The other night we had quite the windstorm and the green tarp that served as the covering for our conestoga wagon style chicken coop was blown to bits. We replaced it with a blue tarp. But it was, in a sense, a green tarp. That is, it was re-used, reclaimed from some friends of ours who needed it when they were replacing their roof and needed it no longer.
We do things the green way and the tarp is only one example. From the earliest life of our plants to the most long-lasting storage crops, we do things with green on our minds. Let me walk you through:
We grow all of our seedlings in a potting mix that is produced on the farm in a process that allows no waste. The process is circular.
Each February we haul a load of horse bedding (manure, urine and straw) to the farm from a local horse farm that would otherwise have to pay to truck it away. We use wheelbarrows to bring the bedding into the greenhouse, where it fills a long compartment along one side. The heat it generates helps to keep the greenhouse above freezing in the cold early spring months without the use of any fossil fuels.
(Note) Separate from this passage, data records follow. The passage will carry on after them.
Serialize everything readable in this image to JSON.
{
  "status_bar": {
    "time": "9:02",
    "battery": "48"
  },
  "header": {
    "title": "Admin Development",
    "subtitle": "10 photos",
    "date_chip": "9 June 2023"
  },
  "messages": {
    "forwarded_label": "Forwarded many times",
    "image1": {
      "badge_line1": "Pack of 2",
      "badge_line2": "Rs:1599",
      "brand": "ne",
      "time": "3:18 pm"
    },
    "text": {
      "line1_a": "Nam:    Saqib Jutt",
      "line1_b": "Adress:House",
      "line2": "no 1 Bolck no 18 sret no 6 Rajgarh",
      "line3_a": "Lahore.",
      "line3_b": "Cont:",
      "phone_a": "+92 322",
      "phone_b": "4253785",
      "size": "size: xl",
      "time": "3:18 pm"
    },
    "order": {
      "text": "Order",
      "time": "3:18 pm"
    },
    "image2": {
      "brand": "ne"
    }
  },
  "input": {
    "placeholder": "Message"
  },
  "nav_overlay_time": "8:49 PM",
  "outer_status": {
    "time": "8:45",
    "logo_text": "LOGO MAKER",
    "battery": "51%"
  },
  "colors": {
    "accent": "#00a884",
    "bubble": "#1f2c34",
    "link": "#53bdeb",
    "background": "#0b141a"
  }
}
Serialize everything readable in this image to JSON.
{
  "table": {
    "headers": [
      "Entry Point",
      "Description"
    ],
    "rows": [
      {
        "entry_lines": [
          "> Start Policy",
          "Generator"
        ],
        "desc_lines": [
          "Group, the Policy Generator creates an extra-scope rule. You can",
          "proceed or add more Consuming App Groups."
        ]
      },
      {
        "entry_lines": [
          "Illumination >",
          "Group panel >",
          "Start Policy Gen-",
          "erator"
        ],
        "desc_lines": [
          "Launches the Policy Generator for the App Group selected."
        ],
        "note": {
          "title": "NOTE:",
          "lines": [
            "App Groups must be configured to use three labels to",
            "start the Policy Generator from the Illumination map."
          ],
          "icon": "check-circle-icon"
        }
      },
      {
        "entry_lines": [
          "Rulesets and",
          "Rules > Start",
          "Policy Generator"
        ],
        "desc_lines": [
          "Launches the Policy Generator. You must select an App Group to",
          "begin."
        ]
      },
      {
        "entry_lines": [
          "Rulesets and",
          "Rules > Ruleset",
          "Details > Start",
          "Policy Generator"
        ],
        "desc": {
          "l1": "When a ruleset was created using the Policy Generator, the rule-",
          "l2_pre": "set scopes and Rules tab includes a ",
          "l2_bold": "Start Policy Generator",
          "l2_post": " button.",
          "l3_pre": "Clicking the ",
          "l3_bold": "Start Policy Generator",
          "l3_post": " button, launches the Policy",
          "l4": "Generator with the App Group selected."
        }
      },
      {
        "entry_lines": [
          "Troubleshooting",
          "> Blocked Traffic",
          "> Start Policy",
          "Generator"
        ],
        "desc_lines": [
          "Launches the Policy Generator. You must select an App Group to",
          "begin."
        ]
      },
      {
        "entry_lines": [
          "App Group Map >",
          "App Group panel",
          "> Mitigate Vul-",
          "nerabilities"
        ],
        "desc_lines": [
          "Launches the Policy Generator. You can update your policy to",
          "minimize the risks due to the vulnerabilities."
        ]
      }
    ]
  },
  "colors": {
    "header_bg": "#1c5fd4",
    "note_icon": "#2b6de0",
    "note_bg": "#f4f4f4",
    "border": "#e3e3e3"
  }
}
After a full year of composting, we screen this compost by hand. With the addition of a few mineral amendments, this becomes our potting soil.
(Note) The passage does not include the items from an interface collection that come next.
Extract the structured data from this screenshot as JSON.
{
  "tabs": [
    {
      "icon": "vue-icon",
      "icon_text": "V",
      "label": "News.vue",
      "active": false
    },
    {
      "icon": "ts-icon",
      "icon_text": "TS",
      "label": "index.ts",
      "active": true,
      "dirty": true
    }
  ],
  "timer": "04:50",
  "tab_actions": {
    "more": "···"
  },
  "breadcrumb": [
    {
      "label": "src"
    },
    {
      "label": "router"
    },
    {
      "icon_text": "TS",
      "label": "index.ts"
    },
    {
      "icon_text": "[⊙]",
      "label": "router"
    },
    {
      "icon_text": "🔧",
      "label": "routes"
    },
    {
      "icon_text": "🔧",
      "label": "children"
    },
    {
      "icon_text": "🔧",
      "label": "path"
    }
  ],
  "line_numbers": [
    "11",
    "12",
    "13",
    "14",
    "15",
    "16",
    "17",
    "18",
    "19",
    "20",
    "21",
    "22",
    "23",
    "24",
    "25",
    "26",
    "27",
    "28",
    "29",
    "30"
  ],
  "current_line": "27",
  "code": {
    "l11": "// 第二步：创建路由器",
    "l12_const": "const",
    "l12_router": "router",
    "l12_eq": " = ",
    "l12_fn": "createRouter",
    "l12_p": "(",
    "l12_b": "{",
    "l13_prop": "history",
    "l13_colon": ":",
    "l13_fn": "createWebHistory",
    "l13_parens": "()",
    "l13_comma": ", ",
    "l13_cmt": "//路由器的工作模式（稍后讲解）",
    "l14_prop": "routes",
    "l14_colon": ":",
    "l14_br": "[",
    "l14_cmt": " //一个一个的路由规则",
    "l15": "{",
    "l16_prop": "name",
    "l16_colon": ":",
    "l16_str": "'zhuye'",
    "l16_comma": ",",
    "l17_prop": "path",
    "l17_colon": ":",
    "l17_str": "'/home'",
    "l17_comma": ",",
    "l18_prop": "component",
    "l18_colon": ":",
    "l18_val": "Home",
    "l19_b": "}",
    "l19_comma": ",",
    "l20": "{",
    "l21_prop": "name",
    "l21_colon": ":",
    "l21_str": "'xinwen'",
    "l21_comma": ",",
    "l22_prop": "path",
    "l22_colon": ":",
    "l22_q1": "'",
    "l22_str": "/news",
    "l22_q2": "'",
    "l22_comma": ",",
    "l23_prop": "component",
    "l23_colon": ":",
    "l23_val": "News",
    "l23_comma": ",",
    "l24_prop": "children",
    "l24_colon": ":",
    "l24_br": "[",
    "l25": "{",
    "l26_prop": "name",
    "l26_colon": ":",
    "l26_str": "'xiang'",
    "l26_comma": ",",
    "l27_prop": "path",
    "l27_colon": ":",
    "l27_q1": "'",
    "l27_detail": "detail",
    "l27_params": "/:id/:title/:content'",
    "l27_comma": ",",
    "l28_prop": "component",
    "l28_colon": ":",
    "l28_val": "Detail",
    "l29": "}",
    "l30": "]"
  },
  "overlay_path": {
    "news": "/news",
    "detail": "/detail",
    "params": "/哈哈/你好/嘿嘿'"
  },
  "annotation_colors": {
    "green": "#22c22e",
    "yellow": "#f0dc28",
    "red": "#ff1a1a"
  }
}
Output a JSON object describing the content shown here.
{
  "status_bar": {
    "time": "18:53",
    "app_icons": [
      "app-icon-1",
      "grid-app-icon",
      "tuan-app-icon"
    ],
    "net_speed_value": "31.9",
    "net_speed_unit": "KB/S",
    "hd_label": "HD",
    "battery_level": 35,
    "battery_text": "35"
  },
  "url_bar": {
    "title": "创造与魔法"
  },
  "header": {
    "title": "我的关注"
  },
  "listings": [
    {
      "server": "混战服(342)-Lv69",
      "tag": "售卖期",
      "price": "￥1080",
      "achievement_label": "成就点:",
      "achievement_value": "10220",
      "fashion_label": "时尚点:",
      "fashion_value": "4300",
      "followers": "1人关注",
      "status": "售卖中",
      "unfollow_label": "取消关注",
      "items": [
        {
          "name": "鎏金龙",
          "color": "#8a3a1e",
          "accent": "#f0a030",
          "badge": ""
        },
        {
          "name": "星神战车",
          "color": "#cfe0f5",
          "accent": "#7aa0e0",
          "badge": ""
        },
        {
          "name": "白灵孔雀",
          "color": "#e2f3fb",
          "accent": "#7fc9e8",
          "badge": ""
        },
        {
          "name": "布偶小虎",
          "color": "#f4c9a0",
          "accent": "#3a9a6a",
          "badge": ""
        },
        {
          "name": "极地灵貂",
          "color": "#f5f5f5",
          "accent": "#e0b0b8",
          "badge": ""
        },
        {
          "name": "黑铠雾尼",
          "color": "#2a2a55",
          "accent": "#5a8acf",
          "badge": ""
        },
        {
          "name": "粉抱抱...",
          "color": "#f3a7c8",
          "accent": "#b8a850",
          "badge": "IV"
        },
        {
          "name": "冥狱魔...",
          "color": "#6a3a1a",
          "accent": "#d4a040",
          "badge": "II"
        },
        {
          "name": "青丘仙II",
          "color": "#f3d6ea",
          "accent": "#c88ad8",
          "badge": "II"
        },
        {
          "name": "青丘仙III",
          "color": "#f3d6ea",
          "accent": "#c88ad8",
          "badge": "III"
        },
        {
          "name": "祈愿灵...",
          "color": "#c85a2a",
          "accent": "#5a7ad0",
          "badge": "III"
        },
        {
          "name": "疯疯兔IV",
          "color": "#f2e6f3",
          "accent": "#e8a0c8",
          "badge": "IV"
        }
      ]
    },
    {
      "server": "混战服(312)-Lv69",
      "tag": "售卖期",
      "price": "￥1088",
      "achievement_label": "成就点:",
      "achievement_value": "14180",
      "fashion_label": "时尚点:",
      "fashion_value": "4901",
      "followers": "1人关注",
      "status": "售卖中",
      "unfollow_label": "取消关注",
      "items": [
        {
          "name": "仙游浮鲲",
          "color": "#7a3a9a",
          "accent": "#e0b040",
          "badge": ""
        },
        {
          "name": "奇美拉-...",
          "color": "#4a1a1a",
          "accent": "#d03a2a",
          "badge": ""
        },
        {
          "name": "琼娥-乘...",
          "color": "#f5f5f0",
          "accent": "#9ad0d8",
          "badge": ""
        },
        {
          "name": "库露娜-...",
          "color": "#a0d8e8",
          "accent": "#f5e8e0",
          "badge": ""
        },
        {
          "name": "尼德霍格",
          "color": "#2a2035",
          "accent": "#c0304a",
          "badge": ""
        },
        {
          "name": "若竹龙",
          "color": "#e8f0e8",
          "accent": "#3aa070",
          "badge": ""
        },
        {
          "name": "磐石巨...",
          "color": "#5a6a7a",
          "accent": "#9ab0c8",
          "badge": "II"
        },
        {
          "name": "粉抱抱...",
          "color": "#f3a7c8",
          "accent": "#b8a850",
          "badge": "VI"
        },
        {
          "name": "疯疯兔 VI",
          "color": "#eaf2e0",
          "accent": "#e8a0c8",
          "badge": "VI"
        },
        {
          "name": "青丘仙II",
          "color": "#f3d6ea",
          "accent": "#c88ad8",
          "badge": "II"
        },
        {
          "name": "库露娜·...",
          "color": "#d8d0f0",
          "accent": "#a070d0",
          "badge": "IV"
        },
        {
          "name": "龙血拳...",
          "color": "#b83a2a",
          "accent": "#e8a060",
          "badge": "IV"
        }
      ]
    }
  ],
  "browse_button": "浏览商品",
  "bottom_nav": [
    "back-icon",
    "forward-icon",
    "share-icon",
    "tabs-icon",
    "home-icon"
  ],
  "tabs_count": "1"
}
Our brand “new” cold frames (pictured above) were made from 99.9% reclaimed materials – we had to buy the screws. The glass and plywood came from Jay’s barn full of salvaged goodies. The glass was from a greenhouse that he dis-assembled about 15 years ago, knowing that the pieces would come in handy one day. (Jay has taught us a lot about keeping it green on the farm. All of the electricity on the farm is Solar, the farm vehicles run on veggie oil, and most of the systems we use were developed by him.)
We never plough or roto-till our planting beds. Instead we weed by hand, and mulch with compost or straw. This keeps the soil cool and moist when its hot and dry, keeps all of the soil micro-organisms happy and in balance and, best of all, keeps the weeds down. It also keeps carbon trapped in the soil where it belongs, instead of releasing it rapidly into the atmosphere each time the soil is turned over.
Muscle power does the work for the CSA, we barely use a tractor. Less tractor use means less dependence on fossil fuels. We even try to ride our bikes to work on the farm as much as possible!
The food we grow for storage is kept in a subterranean root-cellar over the winter where it is kept fresh naturally, no refrigeration required.
Most importantly, we are a CSA, which means the food we grow locally is eaten locally.